**Data for review:**
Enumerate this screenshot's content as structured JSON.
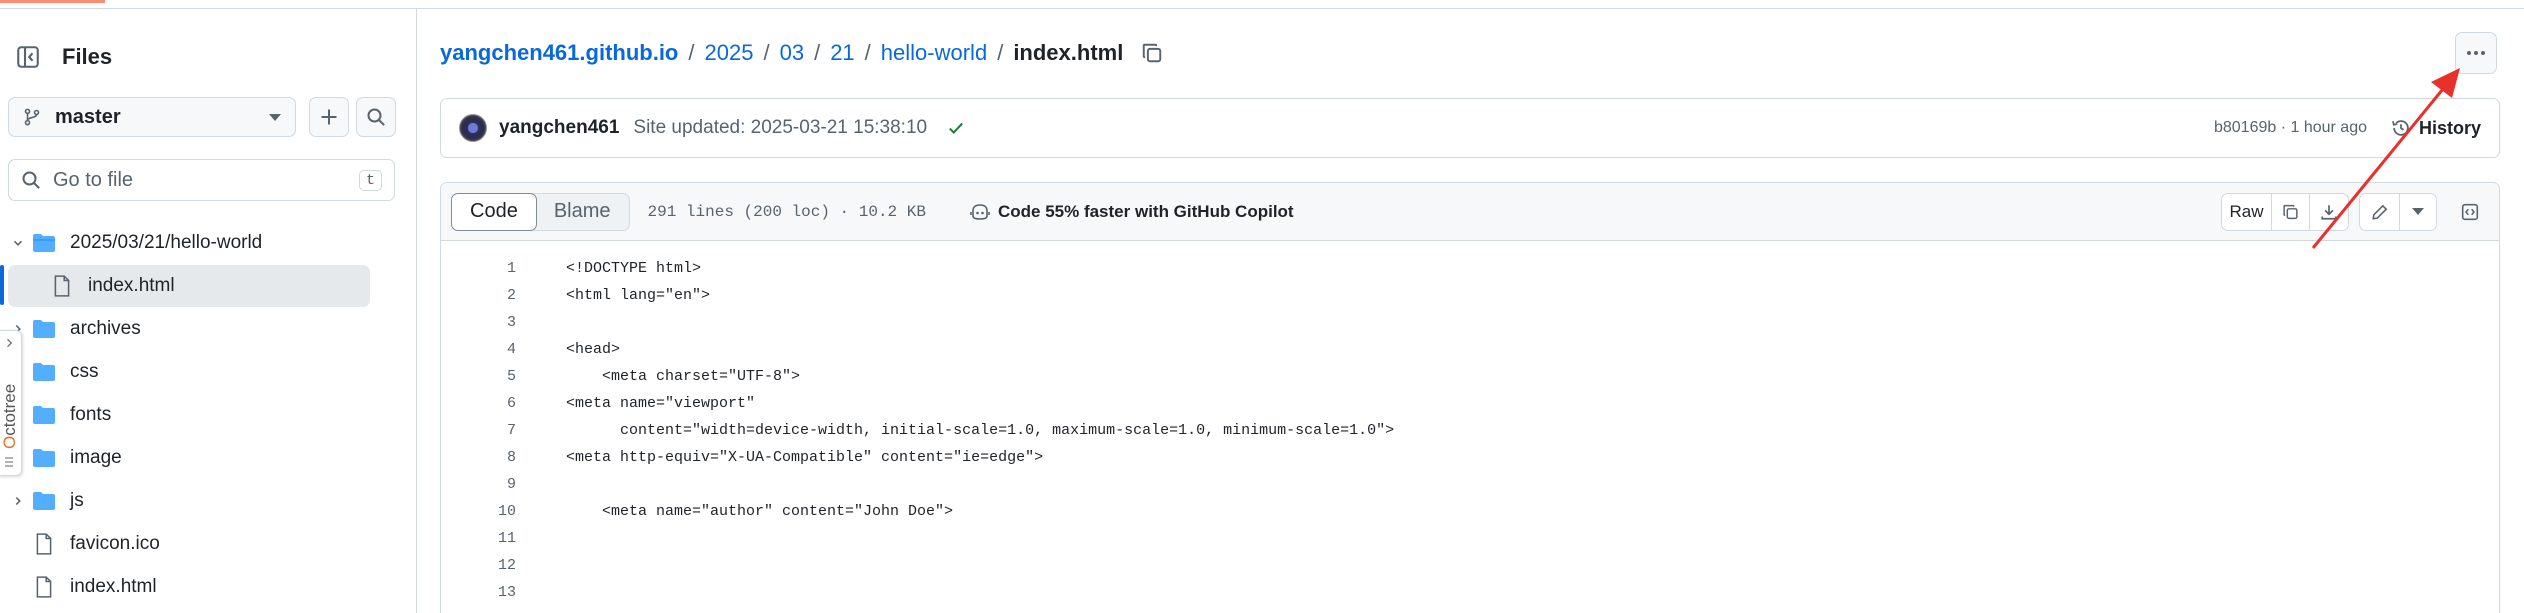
{
  "sidebar": {
    "title": "Files",
    "branch": "master",
    "goto_placeholder": "Go to file",
    "goto_shortcut": "t",
    "tree": [
      {
        "label": "2025/03/21/hello-world",
        "type": "folder",
        "expanded": true
      },
      {
        "label": "index.html",
        "type": "file",
        "selected": true
      },
      {
        "label": "archives",
        "type": "folder"
      },
      {
        "label": "css",
        "type": "folder"
      },
      {
        "label": "fonts",
        "type": "folder"
      },
      {
        "label": "image",
        "type": "folder"
      },
      {
        "label": "js",
        "type": "folder"
      },
      {
        "label": "favicon.ico",
        "type": "file"
      },
      {
        "label": "index.html",
        "type": "file"
      }
    ]
  },
  "octotree": {
    "label": "Octotree"
  },
  "breadcrumb": {
    "repo": "yangchen461.github.io",
    "parts": [
      "2025",
      "03",
      "21",
      "hello-world"
    ],
    "current": "index.html",
    "sep": "/"
  },
  "commit": {
    "author": "yangchen461",
    "message": "Site updated: 2025-03-21 15:38:10",
    "sha_time": "b80169b · 1 hour ago",
    "history_label": "History"
  },
  "file": {
    "tabs": [
      "Code",
      "Blame"
    ],
    "info": "291 lines (200 loc) · 10.2 KB",
    "copilot": "Code 55% faster with GitHub Copilot",
    "raw_label": "Raw"
  },
  "code_lines": [
    {
      "n": "1",
      "text": "<!DOCTYPE html>"
    },
    {
      "n": "2",
      "text": "<html lang=\"en\">"
    },
    {
      "n": "3",
      "text": ""
    },
    {
      "n": "4",
      "text": "<head>"
    },
    {
      "n": "5",
      "text": "    <meta charset=\"UTF-8\">"
    },
    {
      "n": "6",
      "text": "<meta name=\"viewport\""
    },
    {
      "n": "7",
      "text": "      content=\"width=device-width, initial-scale=1.0, maximum-scale=1.0, minimum-scale=1.0\">"
    },
    {
      "n": "8",
      "text": "<meta http-equiv=\"X-UA-Compatible\" content=\"ie=edge\">"
    },
    {
      "n": "9",
      "text": ""
    },
    {
      "n": "10",
      "text": "    <meta name=\"author\" content=\"John Doe\">"
    },
    {
      "n": "11",
      "text": ""
    },
    {
      "n": "12",
      "text": ""
    },
    {
      "n": "13",
      "text": ""
    }
  ],
  "colors": {
    "accent": "#0969da",
    "arrow": "#e8312a",
    "success": "#1a7f37"
  }
}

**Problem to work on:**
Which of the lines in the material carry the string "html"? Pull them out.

**Task output:**
        "label": "index.html",
        "label": "index.html",
    "current": "index.html",
      "text": "<!DOCTYPE html>"
      "text": "<html lang=\"en\">"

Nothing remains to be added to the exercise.